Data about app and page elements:
★ ★ ★ ★

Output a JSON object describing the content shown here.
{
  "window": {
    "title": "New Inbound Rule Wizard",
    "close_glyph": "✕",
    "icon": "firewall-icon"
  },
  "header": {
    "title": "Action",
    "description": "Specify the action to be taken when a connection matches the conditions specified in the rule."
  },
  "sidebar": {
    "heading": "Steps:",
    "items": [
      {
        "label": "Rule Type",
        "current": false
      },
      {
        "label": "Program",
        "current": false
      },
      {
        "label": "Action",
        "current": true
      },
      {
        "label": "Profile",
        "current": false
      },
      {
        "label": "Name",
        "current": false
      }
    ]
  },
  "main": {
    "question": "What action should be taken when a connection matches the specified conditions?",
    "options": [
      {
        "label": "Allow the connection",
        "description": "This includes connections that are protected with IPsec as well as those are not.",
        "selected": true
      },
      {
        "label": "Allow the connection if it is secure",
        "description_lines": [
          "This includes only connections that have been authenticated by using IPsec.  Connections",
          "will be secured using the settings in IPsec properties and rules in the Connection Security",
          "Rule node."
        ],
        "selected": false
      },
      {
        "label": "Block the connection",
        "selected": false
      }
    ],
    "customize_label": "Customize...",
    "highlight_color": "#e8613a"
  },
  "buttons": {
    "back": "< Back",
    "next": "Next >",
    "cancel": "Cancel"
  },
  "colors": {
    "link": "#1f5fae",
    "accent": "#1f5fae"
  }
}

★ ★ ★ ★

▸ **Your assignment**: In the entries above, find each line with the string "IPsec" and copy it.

▸ **Solution to this exercise**:
        "description": "This includes connections that are protected with IPsec as well as those are not.",
          "This includes only connections that have been authenticated by using IPsec.  Connections",
          "will be secured using the settings in IPsec properties and rules in the Connection Security",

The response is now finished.